Mandan Earth Lodges

Jeff inside Mandan Earth Lodge
inside earth lodge at Knife River National Park

  The Mandan tribe is mostly known for being the hosts of the Lewis and Clark expedition when they wintered in 1805 on their way to the Pacific Ocean.  I took an interest in them from reading the logs of Lewis and Clark's trip, but also in their unusual home design.  Since the Mandans stayed in one place unlike many other tribes in their area, their homes were more permanent.  I wanted to see how they were built so I took a quick trip up to North Dakota.

   I read Elizabeth Fenn's book Encounters at the Heart of the World.   This nformative work gave me an idea of where to go to see the earth lodges today. 


Mandan earth lodge frame
earth lodge frame, Stanton, ND

Earth lodges were generally 30 to 40 feet in diameter, though community lodges were much larger.  The floor was sunk a foot or two. 

earth lodge interior
dome framing (Fort Abraham Lincoln Park)

A hole was left at the top for light to enter and smoke from the central fireplace to escape.

mandan earth lodge interior
interior (Knife River National Park)

Cross-threaded willow branches covered the framework horizontally.
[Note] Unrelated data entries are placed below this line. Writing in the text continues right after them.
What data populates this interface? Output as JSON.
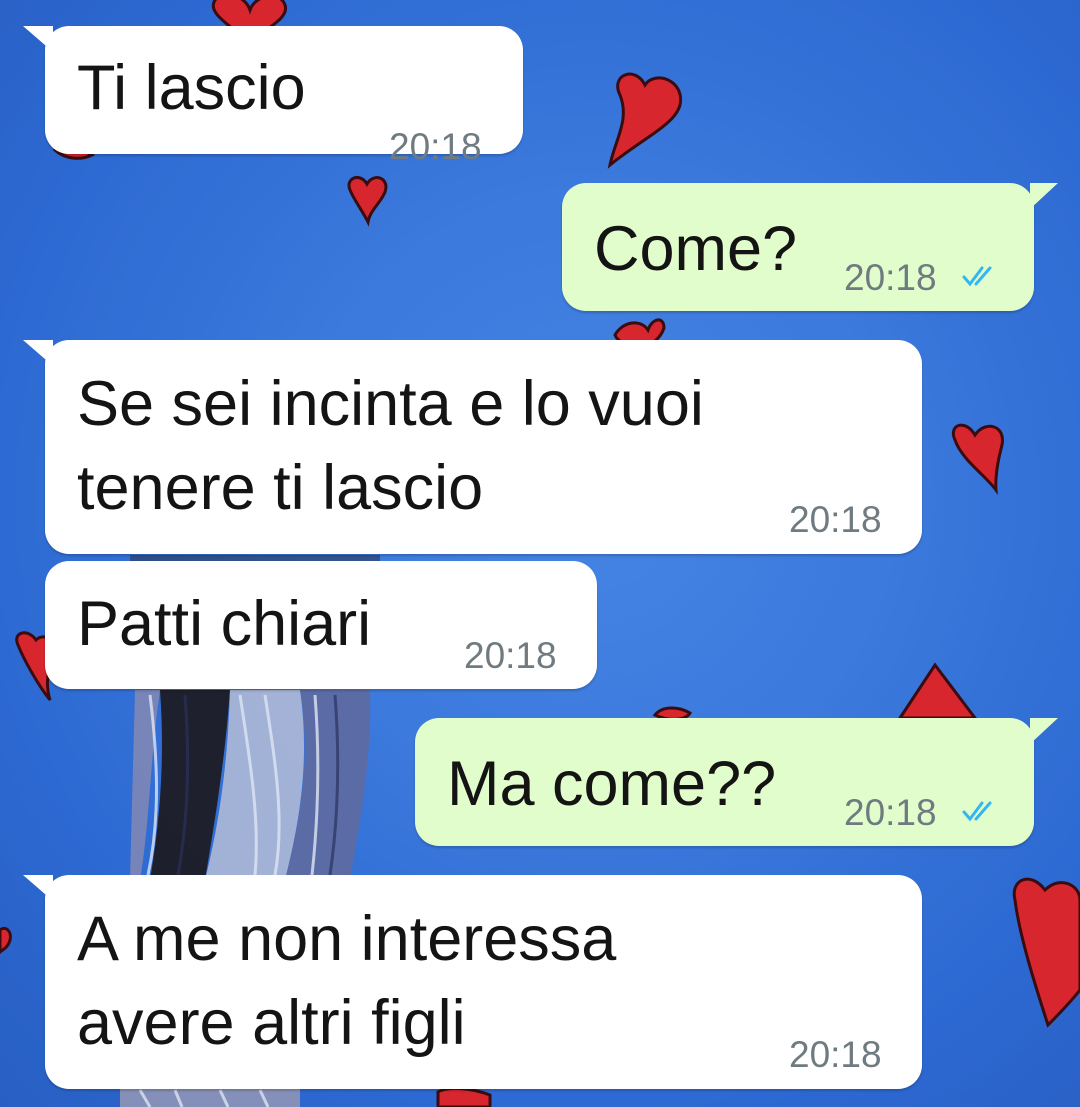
{
  "chat": {
    "wallpaper": {
      "background_color": "#3f80e4",
      "heart_color": "#d8262e"
    },
    "colors": {
      "incoming_bubble": "#ffffff",
      "outgoing_bubble": "#e2fdcc",
      "read_ticks": "#34b7f1",
      "timestamp": "#6f7b80"
    },
    "messages": [
      {
        "direction": "incoming",
        "text": "Ti lascio",
        "time": "20:18"
      },
      {
        "direction": "outgoing",
        "text": "Come?",
        "time": "20:18",
        "status_icon": "double-check-read-icon"
      },
      {
        "direction": "incoming",
        "text": "Se sei incinta e lo vuoi\ntenere ti lascio",
        "time": "20:18"
      },
      {
        "direction": "incoming",
        "text": "Patti chiari",
        "time": "20:18"
      },
      {
        "direction": "outgoing",
        "text": "Ma come??",
        "time": "20:18",
        "status_icon": "double-check-read-icon"
      },
      {
        "direction": "incoming",
        "text": "A me non interessa\navere altri figli",
        "time": "20:18"
      }
    ]
  }
}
This was topped with pulled grass, then dirt on top of that.  Grass was sown in the dirt to help keept the soil in place.

community earth lodge
much larger community earth lodge (Fort Abraham Lincoln, ND)
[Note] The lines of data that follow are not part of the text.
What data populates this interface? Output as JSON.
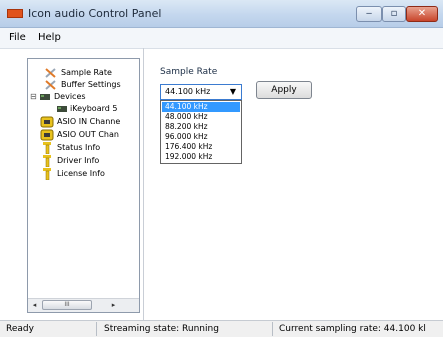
{
  "window": {
    "title": "Icon audio Control Panel"
  },
  "menu": [
    {
      "label": "File"
    },
    {
      "label": "Help"
    }
  ],
  "tree": {
    "items": [
      {
        "label": "Sample Rate",
        "icon": "wrench-icon"
      },
      {
        "label": "Buffer Settings",
        "icon": "wrench-icon"
      },
      {
        "label": "Devices",
        "icon": "device-icon",
        "expander": "⊟"
      },
      {
        "label": "iKeyboard 5",
        "icon": "device-icon"
      },
      {
        "label": "ASIO IN Channe",
        "icon": "channel-icon"
      },
      {
        "label": "ASIO OUT Chan",
        "icon": "channel-icon"
      },
      {
        "label": "Status Info",
        "icon": "info-icon"
      },
      {
        "label": "Driver Info",
        "icon": "info-icon"
      },
      {
        "label": "License Info",
        "icon": "info-icon"
      }
    ],
    "scroll_left": "◂",
    "scroll_right": "▸",
    "scroll_thumb": "III"
  },
  "sample_rate": {
    "group_label": "Sample Rate",
    "selected": "44.100 kHz",
    "apply_label": "Apply",
    "options": [
      "44.100 kHz",
      "48.000 kHz",
      "88.200 kHz",
      "96.000 kHz",
      "176.400 kHz",
      "192.000 kHz"
    ]
  },
  "status": {
    "ready": "Ready",
    "streaming": "Streaming state: Running",
    "current_rate": "Current sampling rate: 44.100 kl"
  },
  "colors": {
    "highlight": "#3399ff",
    "app_icon": "#e0531c"
  }
}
exterior Mandan earth lodge
exterior (Knife River National Park, ND)

The outside framing was designed to keep the dirt from slipping down and as a foothold for climbing onto the roof.
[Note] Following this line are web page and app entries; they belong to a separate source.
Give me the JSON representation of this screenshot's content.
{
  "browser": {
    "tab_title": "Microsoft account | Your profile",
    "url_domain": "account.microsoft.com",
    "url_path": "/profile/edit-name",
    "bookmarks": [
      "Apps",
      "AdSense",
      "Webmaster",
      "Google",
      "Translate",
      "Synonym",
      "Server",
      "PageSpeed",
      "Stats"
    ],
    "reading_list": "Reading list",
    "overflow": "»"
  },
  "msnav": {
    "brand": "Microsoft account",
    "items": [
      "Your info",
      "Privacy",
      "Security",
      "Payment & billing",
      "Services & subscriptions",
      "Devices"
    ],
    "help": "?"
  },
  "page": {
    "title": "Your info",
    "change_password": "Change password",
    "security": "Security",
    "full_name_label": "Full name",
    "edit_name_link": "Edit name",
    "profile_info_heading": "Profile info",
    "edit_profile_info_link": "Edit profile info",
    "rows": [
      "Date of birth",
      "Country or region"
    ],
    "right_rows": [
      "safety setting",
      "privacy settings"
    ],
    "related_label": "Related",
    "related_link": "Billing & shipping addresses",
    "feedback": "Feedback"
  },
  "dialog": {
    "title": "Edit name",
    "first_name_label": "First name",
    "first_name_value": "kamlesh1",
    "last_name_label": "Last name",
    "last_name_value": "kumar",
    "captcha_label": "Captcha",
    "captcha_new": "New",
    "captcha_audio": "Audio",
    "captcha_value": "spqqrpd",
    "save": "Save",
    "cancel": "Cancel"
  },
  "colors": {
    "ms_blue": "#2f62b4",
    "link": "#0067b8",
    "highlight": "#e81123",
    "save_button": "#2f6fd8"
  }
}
exterior Mandan earth lodges
exterior (Fort Abraham Lincoln National Park, ND)

If the weather got bad, the round boats could be used as a cover over the smoke hole.

Mandan village model
On a Slant Mandan Village model. note that entrances point to comunity square (Fort Abraham Lincoln National Park)


On a Slant Village location was selected for its protective ditch on one side, and the Missouri River on another.  Other tribes attacked the Mandan villages from time to time.

In 2010 an earth lodge was constructed in Kearney, Nebraska, although they did use some modern tools.



home             all photos by Jeff Jacobsen